Please copy each line from the entries that contains the string "this".

Interface dataset entries
┌────────

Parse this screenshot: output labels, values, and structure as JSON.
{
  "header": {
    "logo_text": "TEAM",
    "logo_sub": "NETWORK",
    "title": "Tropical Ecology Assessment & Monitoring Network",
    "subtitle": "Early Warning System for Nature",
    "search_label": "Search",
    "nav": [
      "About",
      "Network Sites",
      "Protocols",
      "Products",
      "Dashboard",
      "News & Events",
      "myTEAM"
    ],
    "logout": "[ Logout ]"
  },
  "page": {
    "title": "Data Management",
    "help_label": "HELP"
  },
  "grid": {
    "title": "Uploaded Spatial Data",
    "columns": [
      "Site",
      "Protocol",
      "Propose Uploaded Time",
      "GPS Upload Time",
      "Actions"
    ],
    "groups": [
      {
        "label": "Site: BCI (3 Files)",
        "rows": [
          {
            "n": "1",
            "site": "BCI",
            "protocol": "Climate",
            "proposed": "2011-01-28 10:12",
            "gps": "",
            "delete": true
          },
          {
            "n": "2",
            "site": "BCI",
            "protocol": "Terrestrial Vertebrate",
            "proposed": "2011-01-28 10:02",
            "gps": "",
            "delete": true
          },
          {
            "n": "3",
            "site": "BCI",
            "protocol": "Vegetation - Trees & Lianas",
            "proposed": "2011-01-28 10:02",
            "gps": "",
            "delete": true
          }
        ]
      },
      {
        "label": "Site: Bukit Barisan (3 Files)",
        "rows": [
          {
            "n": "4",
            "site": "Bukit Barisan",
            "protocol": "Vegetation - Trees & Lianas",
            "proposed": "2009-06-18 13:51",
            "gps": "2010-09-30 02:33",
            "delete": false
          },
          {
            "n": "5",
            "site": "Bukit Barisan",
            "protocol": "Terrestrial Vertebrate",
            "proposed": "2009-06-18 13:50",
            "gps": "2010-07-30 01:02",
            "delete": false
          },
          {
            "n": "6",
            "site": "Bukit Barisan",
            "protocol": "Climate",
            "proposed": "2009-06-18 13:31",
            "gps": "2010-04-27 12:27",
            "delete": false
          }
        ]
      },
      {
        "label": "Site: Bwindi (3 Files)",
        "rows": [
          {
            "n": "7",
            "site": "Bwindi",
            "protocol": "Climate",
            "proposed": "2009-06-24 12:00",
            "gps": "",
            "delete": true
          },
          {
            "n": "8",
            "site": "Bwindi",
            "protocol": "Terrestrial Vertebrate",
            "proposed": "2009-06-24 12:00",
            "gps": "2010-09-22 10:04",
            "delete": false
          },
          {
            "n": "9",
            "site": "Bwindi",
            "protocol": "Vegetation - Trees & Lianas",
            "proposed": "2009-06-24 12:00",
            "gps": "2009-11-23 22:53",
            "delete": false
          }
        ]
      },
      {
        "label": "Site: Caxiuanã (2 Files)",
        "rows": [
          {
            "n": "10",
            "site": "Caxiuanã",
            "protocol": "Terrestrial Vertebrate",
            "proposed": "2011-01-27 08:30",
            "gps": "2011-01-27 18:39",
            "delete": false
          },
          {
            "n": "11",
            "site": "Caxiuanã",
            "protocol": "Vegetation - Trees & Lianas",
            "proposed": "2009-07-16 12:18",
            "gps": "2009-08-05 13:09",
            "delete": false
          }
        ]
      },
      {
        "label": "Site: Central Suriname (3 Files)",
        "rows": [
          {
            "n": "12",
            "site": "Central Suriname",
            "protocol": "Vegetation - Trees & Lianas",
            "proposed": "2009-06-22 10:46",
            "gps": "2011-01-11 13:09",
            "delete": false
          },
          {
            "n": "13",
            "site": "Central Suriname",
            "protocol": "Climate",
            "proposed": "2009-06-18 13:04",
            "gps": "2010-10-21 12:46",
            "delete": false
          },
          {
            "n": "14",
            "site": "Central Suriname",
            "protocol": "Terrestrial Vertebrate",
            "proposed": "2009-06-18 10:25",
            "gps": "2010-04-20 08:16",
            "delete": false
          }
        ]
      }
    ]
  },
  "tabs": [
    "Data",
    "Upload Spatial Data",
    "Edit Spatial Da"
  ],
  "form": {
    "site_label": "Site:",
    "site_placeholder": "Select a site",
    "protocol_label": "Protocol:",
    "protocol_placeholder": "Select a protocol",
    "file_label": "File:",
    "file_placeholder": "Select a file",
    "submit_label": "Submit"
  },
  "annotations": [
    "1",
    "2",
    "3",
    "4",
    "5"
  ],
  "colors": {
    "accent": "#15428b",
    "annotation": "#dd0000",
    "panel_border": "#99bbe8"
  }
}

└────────
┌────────

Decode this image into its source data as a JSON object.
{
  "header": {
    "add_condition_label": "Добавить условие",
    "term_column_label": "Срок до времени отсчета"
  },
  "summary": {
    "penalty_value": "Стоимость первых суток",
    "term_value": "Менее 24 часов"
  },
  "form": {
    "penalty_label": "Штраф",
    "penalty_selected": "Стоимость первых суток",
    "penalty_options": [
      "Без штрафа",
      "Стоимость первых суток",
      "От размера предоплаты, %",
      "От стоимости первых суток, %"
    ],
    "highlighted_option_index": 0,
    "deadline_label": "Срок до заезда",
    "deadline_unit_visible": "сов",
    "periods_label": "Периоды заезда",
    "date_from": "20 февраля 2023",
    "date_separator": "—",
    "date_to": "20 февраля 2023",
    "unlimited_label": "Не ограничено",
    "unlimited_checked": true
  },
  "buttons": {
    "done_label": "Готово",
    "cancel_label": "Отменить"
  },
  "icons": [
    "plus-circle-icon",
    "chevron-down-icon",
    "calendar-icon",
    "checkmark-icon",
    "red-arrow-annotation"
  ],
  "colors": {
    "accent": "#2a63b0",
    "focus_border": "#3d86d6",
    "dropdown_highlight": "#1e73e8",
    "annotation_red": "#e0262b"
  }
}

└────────

§ **Result of the exercise**
Parse this screenshot: output labels, values, and structure as JSON.
Decode this image into its source data as a JSON object.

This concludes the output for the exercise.